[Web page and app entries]
════════════════
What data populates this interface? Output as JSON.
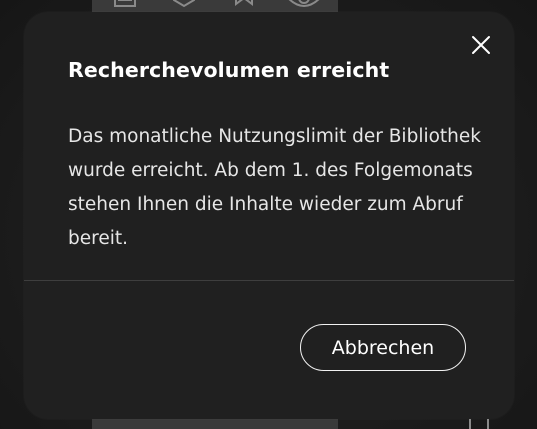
{
  "dialog": {
    "title": "Recherchevolumen erreicht",
    "message": "Das monatliche Nutzungslimit der Bibliothek wurde erreicht. Ab dem 1. des Folgemonats stehen Ihnen die Inhalte wieder zum Abruf bereit.",
    "cancel_label": "Abbrechen",
    "close_icon": "close-icon"
  },
  "colors": {
    "dialog_background": "#202020",
    "text": "#ffffff",
    "button_border": "#f2f2f2"
  }
}
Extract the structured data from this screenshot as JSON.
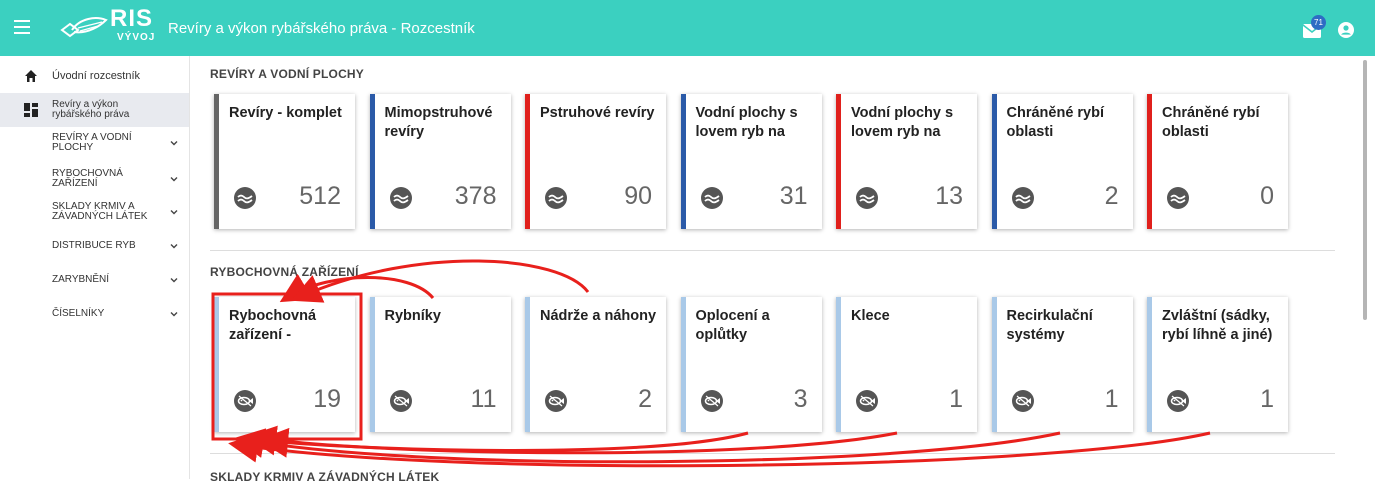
{
  "header": {
    "logo_main": "RIS",
    "logo_sub": "VÝVOJ",
    "title": "Revíry a výkon rybářského práva - Rozcestník",
    "mail_badge": "71",
    "accent": "#3bd0c0"
  },
  "sidebar": {
    "items": [
      {
        "label": "Úvodní rozcestník",
        "icon": "home-icon"
      },
      {
        "label": "Revíry a výkon rybářského práva",
        "icon": "dashboard-icon"
      },
      {
        "label": "REVÍRY A VODNÍ PLOCHY"
      },
      {
        "label": "RYBOCHOVNÁ ZAŘÍZENÍ"
      },
      {
        "label": "SKLADY KRMIV A ZÁVADNÝCH LÁTEK"
      },
      {
        "label": "DISTRIBUCE RYB"
      },
      {
        "label": "ZARYBNĚNÍ"
      },
      {
        "label": "ČÍSELNÍKY"
      }
    ]
  },
  "sections": [
    {
      "title": "REVÍRY A VODNÍ PLOCHY",
      "icon": "wave-icon",
      "cards": [
        {
          "title": "Revíry - komplet",
          "count": "512",
          "color": "#666666"
        },
        {
          "title": "Mimopstruhové revíry",
          "count": "378",
          "color": "#2b5aa8"
        },
        {
          "title": "Pstruhové revíry",
          "count": "90",
          "color": "#e0201c"
        },
        {
          "title": "Vodní plochy s lovem ryb na",
          "count": "31",
          "color": "#2b5aa8"
        },
        {
          "title": "Vodní plochy s lovem ryb na",
          "count": "13",
          "color": "#e0201c"
        },
        {
          "title": "Chráněné rybí oblasti",
          "count": "2",
          "color": "#2b5aa8"
        },
        {
          "title": "Chráněné rybí oblasti",
          "count": "0",
          "color": "#e0201c"
        }
      ]
    },
    {
      "title": "RYBOCHOVNÁ ZAŘÍZENÍ",
      "icon": "fish-icon",
      "cards": [
        {
          "title": "Rybochovná zařízení -",
          "count": "19",
          "color": "#a9c9e8"
        },
        {
          "title": "Rybníky",
          "count": "11",
          "color": "#a9c9e8"
        },
        {
          "title": "Nádrže a náhony",
          "count": "2",
          "color": "#a9c9e8"
        },
        {
          "title": "Oplocení a oplůtky",
          "count": "3",
          "color": "#a9c9e8"
        },
        {
          "title": "Klece",
          "count": "1",
          "color": "#a9c9e8"
        },
        {
          "title": "Recirkulační systémy",
          "count": "1",
          "color": "#a9c9e8"
        },
        {
          "title": "Zvláštní (sádky, rybí líhně a jiné)",
          "count": "1",
          "color": "#a9c9e8"
        }
      ]
    },
    {
      "title": "SKLADY KRMIV A ZÁVADNÝCH LÁTEK"
    }
  ],
  "annotation_color": "#e8201c"
}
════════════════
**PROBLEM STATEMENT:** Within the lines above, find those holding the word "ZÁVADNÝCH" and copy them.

**SOLUTION FOR THIS TASK:**
        "label": "SKLADY KRMIV A ZÁVADNÝCH LÁTEK"
      "title": "SKLADY KRMIV A ZÁVADNÝCH LÁTEK"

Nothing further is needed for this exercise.